Cartoonists just might need a new caricature for someone getting a bright idea. Traditional light bulbs all across the globe may be turning off if some states, Congress, and even a couple of countries have their way in banning them. Will drawing a light-emitting diode over someone's head convey the same message, even if it is more energy-efficient?
Some not-so-bright lights
Regular light bulbs just don't make the grade anymore. Traditional incandescent light bulbs produce about 12 to 15 lumens per watt, which is a measurement of the bulb's lighting output. Modern white LEDs produce about three to four times more light, while some high-end LEDS are capable of producing 52 to 64 lumens per watt. A compact fluorescent bulb (CFL), however, already produces about 60 lumens per watt. To put those figures in perspective, legislation recently introduced in Congress calls for all bulbs to produce 60 lumens per watt by 2012, which would rise incrementally to 120 lumens per watt by 2020.
Last year, Wal-Mart
Philips readily admits it supports a ban on the bulbs because it doesn't want competitors to fill the void if it simply stopped producing them itself. However, the company notes that simply selling more expensive CFLs -- which may last significantly longer than incandescents -- won't necessarily translate into more profits.
Still, with the increased attention being given to more energy-efficient lighting -- Australia is the first country to call for banning them, while the states of California and New Jersey are considering adopting similar measures -- there are certainly companies that stand to find themselves in the energy-efficient spotlight. Certainly Philips would be one, as would General Electric
The bright future of lighting
Halogen bulbs and CFLs are expected to gain market share in the next several years, with solid-state LEDs being the long-term winner. The main problem with widespread adoption of LEDs is cost: The Department of Energy says incandescent and fluorescent bulbs cost about $1 per kilo-lumen, while LEDs cost as much as $50 per kilo-lumen. Still, that's down from $250 per kilo-lumen as recently as 2004, so costs may become more competitive by the time incandescent bulbs are phased out.
Solid-state lighting is an advanced technology that can create energy-efficient lighting through the use of LEDs. Until recently, they were only capable of emitting red light, making them impractical for most common uses. But researchers have been able to create green and blue LED light as well, allowing the creation of a full spectrum of colors, which has become particularly useful in TVs, movie screens, and mobile phones. LED lighting also lasts 20 times longer than regular incandescent bulbs.
A pair of high beams for investors

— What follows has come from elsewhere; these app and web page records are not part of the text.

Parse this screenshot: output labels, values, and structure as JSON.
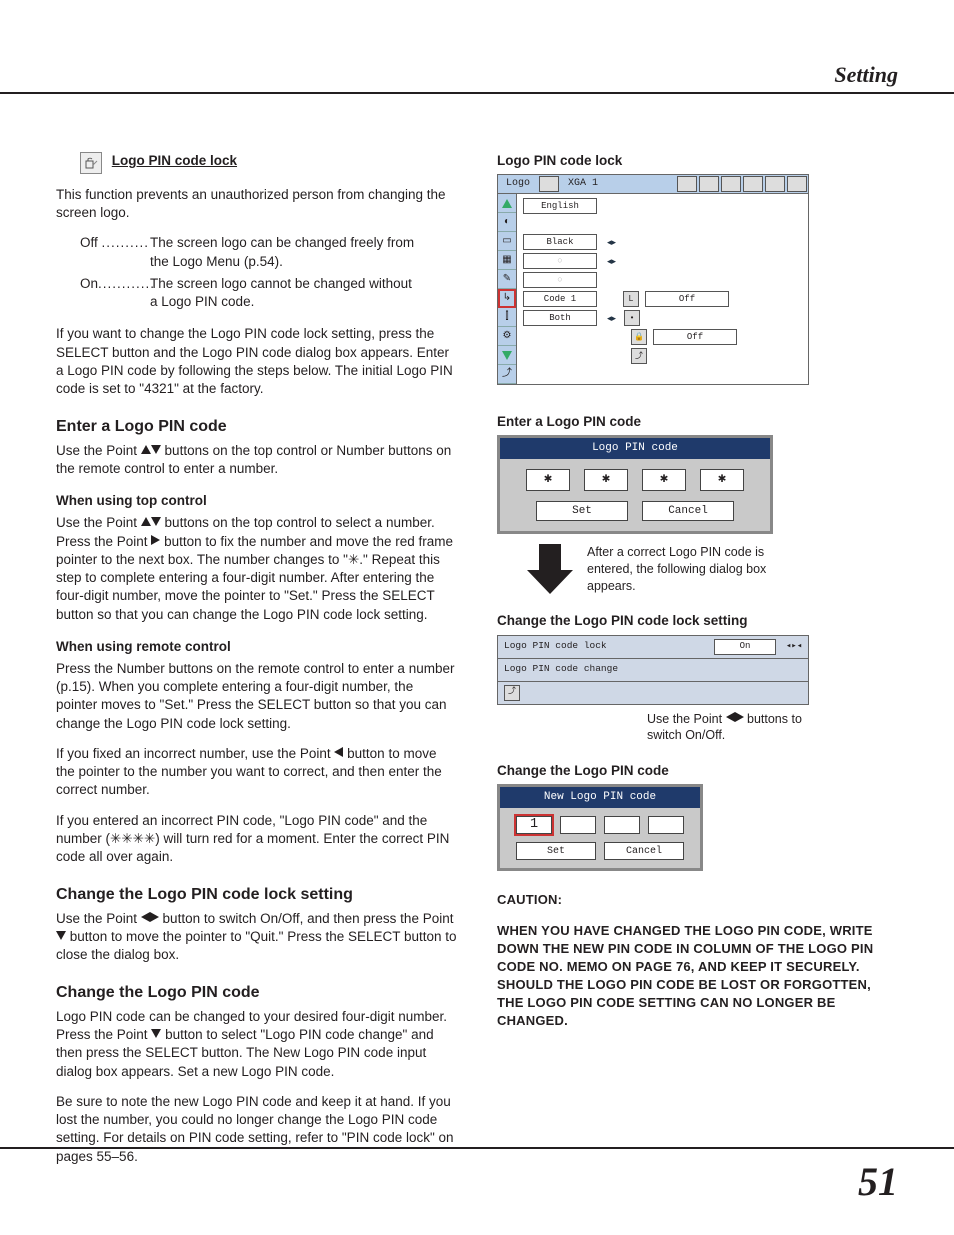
{
  "header": {
    "title": "Setting"
  },
  "page_number": "51",
  "left": {
    "logo_lock": {
      "heading": "Logo PIN code lock",
      "intro": "This function prevents an unauthorized person from changing the screen logo.",
      "off_term": "Off",
      "off_desc1": "The screen logo can be changed freely from",
      "off_desc2": "the Logo Menu (p.54).",
      "on_term": "On",
      "on_desc1": "The screen logo cannot be changed without",
      "on_desc2": "a Logo PIN code.",
      "para": "If you want to change the Logo PIN code lock setting, press the SELECT button and the Logo PIN code dialog box appears. Enter a Logo PIN code by following the steps below. The initial Logo PIN code is set to \"4321\" at the factory."
    },
    "enter": {
      "heading": "Enter a Logo PIN code",
      "intro_a": "Use the Point ",
      "intro_b": " buttons on the top control or Number buttons on the remote control to enter a number.",
      "top_h": "When using top control",
      "top_a": "Use the Point ",
      "top_b": " buttons on the top control to select a number. Press the Point ",
      "top_c": " button to fix the number and move the red frame pointer to the next box. The number changes to \"✳.\" Repeat this step to complete entering a four-digit number. After entering the four-digit number, move the pointer to \"Set.\" Press the SELECT button so that you can change the Logo PIN code lock setting.",
      "rc_h": "When using remote control",
      "rc_p1": "Press the Number buttons on the remote control to enter a number (p.15). When you complete entering a four-digit number, the pointer moves to \"Set.\" Press the SELECT button so that you can change the Logo PIN code lock setting.",
      "rc_p2a": "If you fixed an incorrect number, use the Point ",
      "rc_p2b": " button to move the pointer to the number you want to correct, and then enter the correct number.",
      "rc_p3": "If you entered an incorrect PIN code, \"Logo PIN code\" and the number (✳✳✳✳) will turn red for a moment. Enter the correct PIN code all over again."
    },
    "change_lock": {
      "heading": "Change the Logo PIN code lock setting",
      "p_a": "Use the Point ",
      "p_b": " button to switch On/Off, and then press the Point ",
      "p_c": " button to move the pointer to \"Quit.\" Press the SELECT button to close the dialog box."
    },
    "change_code": {
      "heading": "Change the Logo PIN code",
      "p1a": "Logo PIN code can be changed to your desired four-digit number. Press the Point ",
      "p1b": " button to select \"Logo PIN code change\" and then press the SELECT button. The New Logo PIN code input dialog box appears. Set a new Logo PIN code.",
      "p2": "Be sure to note the new Logo PIN code and keep it at hand. If you lost the number, you could no longer change the Logo PIN code setting. For details on PIN code setting, refer to \"PIN code lock\" on pages 55–56."
    }
  },
  "right": {
    "osd": {
      "heading": "Logo PIN code lock",
      "logo_label": "Logo",
      "mode_label": "XGA 1",
      "rows": {
        "english": "English",
        "black": "Black",
        "code1": "Code 1",
        "both": "Both",
        "off1": "Off",
        "off2": "Off"
      }
    },
    "enter_h": "Enter a Logo PIN code",
    "pin_dialog": {
      "title": "Logo PIN code",
      "cell": "✱",
      "set": "Set",
      "cancel": "Cancel"
    },
    "after_note": "After a correct Logo PIN code is entered, the following dialog box appears.",
    "change_lock_h": "Change the Logo PIN code lock setting",
    "lock_panel": {
      "row1": "Logo PIN code lock",
      "row1_val": "On",
      "row2": "Logo PIN code change"
    },
    "switch_note_a": "Use the Point ",
    "switch_note_b": " buttons to switch On/Off.",
    "change_code_h": "Change the Logo PIN code",
    "new_pin": {
      "title": "New Logo PIN code",
      "first": "1",
      "set": "Set",
      "cancel": "Cancel"
    },
    "caution_h": "CAUTION:",
    "caution_body": "WHEN YOU HAVE CHANGED THE LOGO PIN CODE, WRITE DOWN THE NEW PIN CODE IN COLUMN OF THE LOGO PIN CODE NO. MEMO ON PAGE 76, AND KEEP IT SECURELY. SHOULD THE LOGO PIN CODE BE LOST OR FORGOTTEN, THE LOGO PIN CODE SETTING CAN NO LONGER BE CHANGED."
  }
}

Who are the primary LED manufacturers today? Philips and Siemens have subsidiaries that build a lot of LEDs. However, I believe the two best opportunities for investors are also two of the smaller LED manufacturers: Cree
I've actually put my dollars where my LEDs are with Color Kinetics for a couple of reasons. This small-cap stock virtually dominates the LED industry because of the patents it owns. Although competitors have long griped that Color Kinetics' patents are defined by prior art, the courts have consistently upheld the patents. Over the past 10 months, the company's stock has risen about 50%, as both revenues and profits have grown. With its LEDs already in use in facilities around the world, Color Kinetics is positioned to make everyday home use a reality.
Cree, on the other hand, has had a number of problems over the past year or so, even though its high-end products have been strongly received. Earnings prospects have dimmed, primarily because a lot of its LEDs are produced for mobile phones, which have faced robust competition from Asian LED manufacturers. The need for ambient lighting, however, may end up being the catalyst that propels Cree forward.
Foolish final thoughts
With the world deciding to turn off the lights and some big players deciding that alternatives are needed right away -- to the point of imposing legislation to achieve the desired result -- opportunities abound for investors to profit from the bright lights of the LED industry.
Fool contributor Rich Duprey owns shares of Color Kinetics and Wal-Mart, but he does not own any of the other stocks mentioned in this article. You can see his holdings here. The Motley Fool has a disclosure policy.